A few weeks ago, I wrote a blog on free press in Israel. As I stated in the blog, Israel is ranked at a 29 on a scale of 0 to 100, 0 being complete free press and 100 being no free press. At 29, Israel is considered to have full free press, even though there are some limitations. I’ve continued to think about this while asking myself a new question: can a country have free press without free speech, or vice versa?
In Israel, their press is subject to military sensor. Given the ongoing conflict in their area, I do understand this. However, military sensor implies that there is not actually free press. In terms of free speech, Israel has some laws, rulings and court hearings against it.
Israel still does have more free press and free speech than other countries around it, but they don’t have enough to have full rights to say and write what they would like. Although their press is mostly free, their speech is not. The more I contemplate this; I understand that a country cannot have one without the other. If you aren’t allowed to say something that you believe in public, how can you feel comfortable writing it?
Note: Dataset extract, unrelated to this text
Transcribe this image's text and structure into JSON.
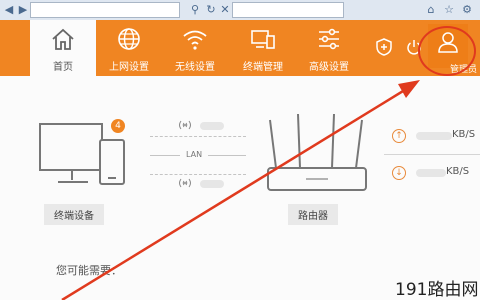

Watch as this American Jew goes to Israel to calmly voice his opinions about certain policies towards Palestinians. Shortly after speaking, he was arrested by Israeli police. After watching the video, do you think Israel truly has free speech? Some say that he was disruptive, while others say that in America, he would definitely not have been arrested.
These two rights are something we should never take for granted. I used to, before realizing how precious and limited they were. For those that feel that these are important freedoms to fight for, we need to continue to express the importance and necessity of having the right to say and write what we would like. For those that are on the fence about whether freedom of speech and freedom of press are essential to society, think about if it’s possible to have one without the other. I may have drawn my conclusion, but what do you think?